• [What is being asked]: For this exercise, repeat each entry exactly as written.

☆ ☆ ☆

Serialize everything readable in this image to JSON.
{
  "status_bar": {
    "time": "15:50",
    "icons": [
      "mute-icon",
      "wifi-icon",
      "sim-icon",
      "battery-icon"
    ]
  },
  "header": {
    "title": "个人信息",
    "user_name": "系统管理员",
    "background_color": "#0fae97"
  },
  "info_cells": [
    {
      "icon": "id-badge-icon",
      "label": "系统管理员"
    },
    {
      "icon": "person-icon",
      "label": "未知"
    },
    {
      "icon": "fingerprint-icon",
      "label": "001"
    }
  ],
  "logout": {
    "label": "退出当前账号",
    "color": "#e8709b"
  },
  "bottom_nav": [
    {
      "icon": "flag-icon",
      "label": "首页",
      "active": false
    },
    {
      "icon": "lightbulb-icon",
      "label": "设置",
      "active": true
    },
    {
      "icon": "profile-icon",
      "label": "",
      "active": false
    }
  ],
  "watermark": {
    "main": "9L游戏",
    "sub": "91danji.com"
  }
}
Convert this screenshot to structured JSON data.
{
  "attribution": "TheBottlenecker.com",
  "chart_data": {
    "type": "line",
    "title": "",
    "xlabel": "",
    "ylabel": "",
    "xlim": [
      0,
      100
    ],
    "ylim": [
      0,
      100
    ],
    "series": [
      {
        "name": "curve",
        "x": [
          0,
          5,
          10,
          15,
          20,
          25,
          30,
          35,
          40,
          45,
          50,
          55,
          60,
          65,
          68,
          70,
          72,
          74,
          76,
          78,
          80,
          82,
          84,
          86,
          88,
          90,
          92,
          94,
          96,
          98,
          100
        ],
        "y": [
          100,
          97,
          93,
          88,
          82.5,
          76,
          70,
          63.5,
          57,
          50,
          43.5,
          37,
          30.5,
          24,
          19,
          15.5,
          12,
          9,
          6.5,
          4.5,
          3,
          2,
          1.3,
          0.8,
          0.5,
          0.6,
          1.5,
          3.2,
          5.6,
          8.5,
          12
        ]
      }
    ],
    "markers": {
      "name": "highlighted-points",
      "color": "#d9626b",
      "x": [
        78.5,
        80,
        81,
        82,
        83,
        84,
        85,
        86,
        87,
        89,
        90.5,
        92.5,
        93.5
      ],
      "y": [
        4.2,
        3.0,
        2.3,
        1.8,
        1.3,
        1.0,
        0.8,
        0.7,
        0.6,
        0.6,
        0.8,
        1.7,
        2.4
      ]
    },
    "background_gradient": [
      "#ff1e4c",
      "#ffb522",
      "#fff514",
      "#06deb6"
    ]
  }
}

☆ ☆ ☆

• [Exercise output]:
Serialize everything readable in this image to JSON.
{
  "status_bar": {
    "time": "15:50",
    "icons": [
      "mute-icon",
      "wifi-icon",
      "sim-icon",
      "battery-icon"
    ]
  },
  "header": {
    "title": "个人信息",
    "user_name": "系统管理员",
    "background_color": "#0fae97"
  },
  "info_cells": [
    {
      "icon": "id-badge-icon",
      "label": "系统管理员"
    },
    {
      "icon": "person-icon",
      "label": "未知"
    },
    {
      "icon": "fingerprint-icon",
      "label": "001"
    }
  ],
  "logout": {
    "label": "退出当前账号",
    "color": "#e8709b"
  },
  "bottom_nav": [
    {
      "icon": "flag-icon",
      "label": "首页",
      "active": false
    },
    {
      "icon": "lightbulb-icon",
      "label": "设置",
      "active": true
    },
    {
      "icon": "profile-icon",
      "label": "",
      "active": false
    }
  ],
  "watermark": {
    "main": "9L游戏",
    "sub": "91danji.com"
  }
}
Convert this screenshot to structured JSON data.
{
  "attribution": "TheBottlenecker.com",
  "chart_data": {
    "type": "line",
    "title": "",
    "xlabel": "",
    "ylabel": "",
    "xlim": [
      0,
      100
    ],
    "ylim": [
      0,
      100
    ],
    "series": [
      {
        "name": "curve",
        "x": [
          0,
          5,
          10,
          15,
          20,
          25,
          30,
          35,
          40,
          45,
          50,
          55,
          60,
          65,
          68,
          70,
          72,
          74,
          76,
          78,
          80,
          82,
          84,
          86,
          88,
          90,
          92,
          94,
          96,
          98,
          100
        ],
        "y": [
          100,
          97,
          93,
          88,
          82.5,
          76,
          70,
          63.5,
          57,
          50,
          43.5,
          37,
          30.5,
          24,
          19,
          15.5,
          12,
          9,
          6.5,
          4.5,
          3,
          2,
          1.3,
          0.8,
          0.5,
          0.6,
          1.5,
          3.2,
          5.6,
          8.5,
          12
        ]
      }
    ],
    "markers": {
      "name": "highlighted-points",
      "color": "#d9626b",
      "x": [
        78.5,
        80,
        81,
        82,
        83,
        84,
        85,
        86,
        87,
        89,
        90.5,
        92.5,
        93.5
      ],
      "y": [
        4.2,
        3.0,
        2.3,
        1.8,
        1.3,
        1.0,
        0.8,
        0.7,
        0.6,
        0.6,
        0.8,
        1.7,
        2.4
      ]
    },
    "background_gradient": [
      "#ff1e4c",
      "#ffb522",
      "#fff514",
      "#06deb6"
    ]
  }
}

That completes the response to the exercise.